Although my oncologist explained the side effects I could expect from the combination chemotherapy regimen, which included doxorubicin, cisplatin, and ifosfamide, I was still surprised when they set in, including early-onset menopause and long-lasting damage to my eyes, heart, and most visibly, my hair. Most heartbreaking for me was that I could see the suffering I was going through reflected in my husband’s eyes. And just like the children I sat next to in the chemotherapy chairs who put on a brave face for their parents, I put on a brave face for my husband. But I didn’t feel brave at all.
Despite the grueling treatment, cancer cells could still be detected in my leg, and I was prescribed high-dose methotrexate to eradicate those remaining cells, which likely saved my leg from amputation. My oncologist crafted together a new tibia for me that consists of 85% titanium and the rest, cadaver bone and tendon. Although I can no longer run and my reconstructed leg does not operate like a normal leg, I’m grateful that it’s attached to my body and that I don’t have to use a prosthesis to get around.
I’m also grateful that I remain cancer-free.
Making Life Better for Children and Young Adults With Osteosarcoma
During my treatment, specifically when it wasn’t going well and my bone tumor necrosis rate was high, I made a silent prayer to God to use me to make life better for the nearly 500 children and teens diagnosed each year with osteosarcoma. And I’m making good on my promise, but there is still so much to do. Inspired by the bravery of a young patient, Alyssa Divers, 11, who I met while undergoing treatment in 2011, I launched MIB (Make It Better) Agents (mibagents.org). The goal of MIB Agents is threefold: to support physicians, researchers, and the medical community to expedite new treatments for osteosarcoma; to support patients and families through our educational programs and resources; and to find kinder treatments and a cure for osteosarcoma.
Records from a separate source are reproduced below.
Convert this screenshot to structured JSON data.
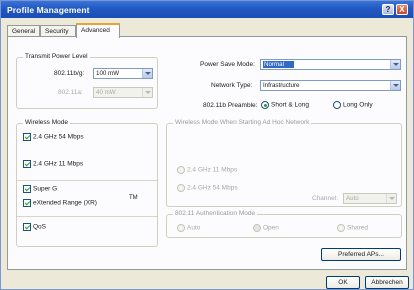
{
  "window": {
    "title": "Profile Management"
  },
  "titlebar_buttons": {
    "help": "?",
    "close": "X"
  },
  "tabs": [
    "General",
    "Security",
    "Advanced"
  ],
  "transmit_power": {
    "title": "Transmit Power Level",
    "bg_label": "802.11b/g:",
    "bg_value": "100 mW",
    "a_label": "802.11a:",
    "a_value": "40 mW"
  },
  "right_settings": {
    "power_save_label": "Power Save Mode:",
    "power_save_value": "Normal",
    "network_type_label": "Network Type:",
    "network_type_value": "Infrastructure",
    "preamble_label": "802.11b Preamble:",
    "preamble_short_long": "Short & Long",
    "preamble_long_only": "Long Only"
  },
  "wireless_mode": {
    "title": "Wireless Mode",
    "items": [
      "2.4 GHz 54 Mbps",
      "2.4 GHz 11 Mbps",
      "Super G",
      "eXtended Range (XR)"
    ],
    "tm": "TM",
    "qos": "QoS"
  },
  "adhoc": {
    "title": "Wireless Mode When Starting Ad Hoc Network",
    "opt_11": "2.4 GHz 11 Mbps",
    "opt_54": "2.4 GHz 54 Mbps",
    "channel_label": "Channel:",
    "channel_value": "Auto"
  },
  "auth": {
    "title": "802.11 Authentication Mode",
    "auto": "Auto",
    "open": "Open",
    "shared": "Shared"
  },
  "buttons": {
    "preferred_aps": "Preferred APs...",
    "ok": "OK",
    "cancel": "Abbrechen"
  }
}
Unfortunately, Alyssa died from the cancer just days before her 12th birthday, but her grace, perseverance, and spirit remain the inspiration to carry on our work.
Having a Life Purpose
When I was first diagnosed with osteosarcoma, I didn’t think I would live beyond age 44. At the time, I had three daughters, aged 19, 14, and 9. I was certain I wouldn’t live long enough to see my oldest daughter graduate college, get married, and have children. But I’ve been privileged to witness all three daughters grow into fine young adults. I now even have a granddaughter who has brought so much joy to our family—and another grandchild on the way. It is these milestone life events that give our lives purpose.
There is no question that when you have a life-threatening cancer, you are acutely aware that you may have a limited time on this earth, and your perspective changes. Having osteosarcoma has given me the gift of appreciating each day and living in the present. A gift I would not return.
Ms. Graham lives in Barnard, Vermont. She is the Founder and Executive Director of MIB Agents (mibagents.org), a nonprofit organization dedicated to making life better for children and young adults with osteosarcoma and supporting the entire osteosarcoma community of patients, physicians, and researchers.
Editor’s Note: Columns in the Patient’s Corner are based solely on information The ASCO Post received from patients and should be considered anecdotal.